“My goal this year was making the President’s 100, and with that my primary goal was to be able to take this back to my State and talk to State leadership about helping other individuals get to this level,” said Traciak.
The Washington Army National Guard is currently rebuilding its marksmanship program, and Spc. Traciak hopes to influence the program to make their Soldiers more lethal on the battlefield.
“My state is trying to build a marksmanship program right now, and I’m trying to come in and assist the State with getting that program up and running,” he said. “I can take this back to my State, in a coaching position for a State training team or State marksmanship team and continue developing more coaches and shooters that could be utilized across the State to build force readiness amongst all of our other units.”
Staff Sgt. John Coggshall, a President’s Rifle Tab repeat recipient from Connecticut Army National Guard, explained what it is like being at the highest level of competition on the All Guard Service Rifle Team.

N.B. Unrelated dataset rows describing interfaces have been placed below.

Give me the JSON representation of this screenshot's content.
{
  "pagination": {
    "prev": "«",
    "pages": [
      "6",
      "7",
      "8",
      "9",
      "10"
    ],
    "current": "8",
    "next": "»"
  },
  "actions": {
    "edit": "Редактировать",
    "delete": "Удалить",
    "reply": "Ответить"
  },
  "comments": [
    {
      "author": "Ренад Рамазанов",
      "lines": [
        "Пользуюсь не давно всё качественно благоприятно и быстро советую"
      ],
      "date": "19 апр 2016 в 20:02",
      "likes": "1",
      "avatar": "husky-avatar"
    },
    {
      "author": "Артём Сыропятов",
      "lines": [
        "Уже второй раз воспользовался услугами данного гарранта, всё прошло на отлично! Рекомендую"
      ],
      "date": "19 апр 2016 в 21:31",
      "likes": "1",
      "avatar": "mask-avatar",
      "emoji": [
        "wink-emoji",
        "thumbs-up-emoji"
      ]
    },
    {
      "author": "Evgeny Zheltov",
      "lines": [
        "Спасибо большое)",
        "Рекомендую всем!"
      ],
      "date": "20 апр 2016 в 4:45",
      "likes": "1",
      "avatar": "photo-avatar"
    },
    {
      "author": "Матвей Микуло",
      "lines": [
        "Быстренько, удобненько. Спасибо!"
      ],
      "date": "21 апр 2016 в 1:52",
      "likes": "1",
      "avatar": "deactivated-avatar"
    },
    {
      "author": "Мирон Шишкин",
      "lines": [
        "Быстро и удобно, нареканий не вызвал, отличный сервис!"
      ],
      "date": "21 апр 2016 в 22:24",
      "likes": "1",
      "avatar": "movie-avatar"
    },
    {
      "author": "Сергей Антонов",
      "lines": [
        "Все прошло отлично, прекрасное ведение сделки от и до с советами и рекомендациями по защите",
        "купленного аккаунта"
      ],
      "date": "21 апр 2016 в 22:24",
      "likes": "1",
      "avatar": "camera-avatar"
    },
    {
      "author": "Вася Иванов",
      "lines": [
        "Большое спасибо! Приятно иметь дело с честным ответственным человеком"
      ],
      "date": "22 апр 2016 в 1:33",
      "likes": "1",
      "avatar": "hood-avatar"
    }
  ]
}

“When you get to our level, your gains in level of ability are minimal, but we still practice and gain more knowledge of troubleshooting and analyzing other peoples problems. It’s not as much about my skills; it’s making me a better teacher and instructor of others faster and more efficiently,” said Staff Sgt. Coggshall
Through the National Guard Marksmanship Training Center, the primary goal of the competitive events program and the All Guard Shooting Teams is to develop subject matter experts who take the advanced marksmanship training knowledge gained through competitions back to their regions and states to train, mentor and coach others to improve their marksmanship skills. Through this method the National Guard can more efficiently and effectively train the most Soldiers to increase force readiness.
Spc. Traciak summed it up saying, “We’re not exactly the Peace Corps. Our job is to go out, put rounds on target, and increase the lethality of the force.”